Spanish Club Prepares as Annual Trip Approaches

By Lucas Tabaka, Photographer

The Spanish Club is going on their annual trip. This time, their trip is to Ecuador. In past years, the club members have gone to Costa Rica.  The club will be going June 12-20 in 2017.

The club will first start off in a city called Quito, the capital city of Ecuador. After arriving in Quito, the Spanish club will adventure to Yunguilla. Yunguilla is a sustainable development community in the cloud forest. The club will take a drive through the Amazon Basin and boat up the Napo River to Minga Lodge.

“I’m most excited about finally travelling to a Spanish speaking country that is in a different continent and that isn’t Mexico,” Spanish club president Alyssa Gill said.

Service projects will take place in the Amazon Basin. In the morning, students will begin their service project in a nearby village where they will focus on education, clean water and agriculture. After the morning session, students will get to experience activities pertaining to the Spanish culture. Later in the evening, the club will come together as a group to discuss how the day was and how it connected to global issues.

The club will move further south to a city called Baños de Agua Santa meaning the gateway to the Amazon. The students will get to become one with nature while seeing the 60 waterfalls that make Baños a popular attraction. Finally, the kids will make their way back to Quito.

“I think I really like the trip because it will give the students an opportunity to see a life in a different country and a less fortunate country as well,” club sponsor Brian Santos said.

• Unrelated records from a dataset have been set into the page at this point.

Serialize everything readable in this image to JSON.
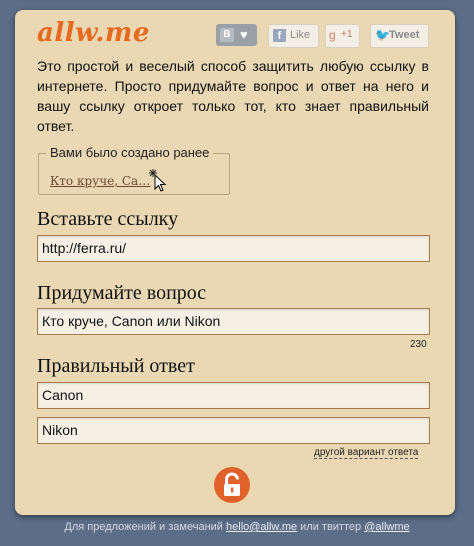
{
  "logo": "allw.me",
  "social": {
    "vk_letter": "В",
    "vk_heart": "♥",
    "fb_label": "Like",
    "gplus_label": "+1",
    "twitter_label": "Tweet"
  },
  "intro": "Это простой и веселый способ защитить любую ссылку в интернете. Просто придумайте вопрос и ответ на него и вашу ссылку откроет только тот, кто знает правильный ответ.",
  "previous": {
    "legend": "Вами было создано ранее",
    "link": "Кто круче, Ca…"
  },
  "form": {
    "link_label": "Вставьте ссылку",
    "link_value": "http://ferra.ru/",
    "question_label": "Придумайте вопрос",
    "question_value": "Кто круче, Canon или Nikon",
    "question_counter": "230",
    "answer_label": "Правильный ответ",
    "answer_value": "Canon",
    "alt_answer_value": "Nikon",
    "alt_answer_link": "другой вариант ответа"
  },
  "footer": {
    "text_before": "Для предложений и замечаний",
    "email": "hello@allw.me",
    "text_middle": "или твиттер",
    "twitter": "@allwme"
  },
  "colors": {
    "background": "#5c6d87",
    "card": "#ead7b3",
    "accent": "#e86a21"
  },
  "icons": [
    "vk-icon",
    "heart-icon",
    "facebook-icon",
    "google-plus-icon",
    "twitter-icon",
    "cursor-icon",
    "unlock-icon"
  ]
}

Before leaving Ecuador, the kids will go to Otavalo. The students will get some leisure time to look at local shops and get to make their own ponchos taught by a local family. The whole point of the trip is to take part in workshops and help the community, also to connect with the locals and experience their culture. All of these activities will be led by a field director the club will be assigned with.

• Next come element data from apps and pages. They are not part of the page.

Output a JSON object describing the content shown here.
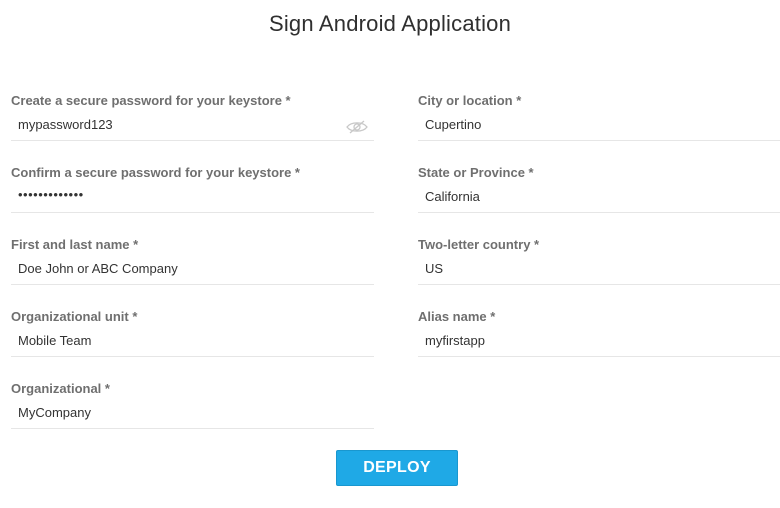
{
  "page": {
    "title": "Sign Android Application"
  },
  "form": {
    "keystore_password": {
      "label": "Create a secure password for your keystore *",
      "value": "mypassword123"
    },
    "confirm_password": {
      "label": "Confirm a secure password for your keystore *",
      "value": "•••••••••••••"
    },
    "full_name": {
      "label": "First and last name *",
      "value": "Doe John or ABC Company"
    },
    "org_unit": {
      "label": "Organizational unit *",
      "value": "Mobile Team"
    },
    "organization": {
      "label": "Organizational *",
      "value": "MyCompany"
    },
    "city": {
      "label": "City or location *",
      "value": "Cupertino"
    },
    "state": {
      "label": "State or Province *",
      "value": "California"
    },
    "country": {
      "label": "Two-letter country *",
      "value": "US"
    },
    "alias": {
      "label": "Alias name *",
      "value": "myfirstapp"
    }
  },
  "actions": {
    "deploy_label": "DEPLOY"
  },
  "icons": {
    "password_toggle": "eye-icon"
  },
  "colors": {
    "accent": "#1fa9e6",
    "label": "#6f6f6f",
    "divider": "#e6e6e6"
  }
}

“They are really educational and a way for students to learn in a fun way. It’s real world practice rather than sitting in a classroom just talking about it, and you also get to experience the culture firsthand,” senior member Theresa Blase said.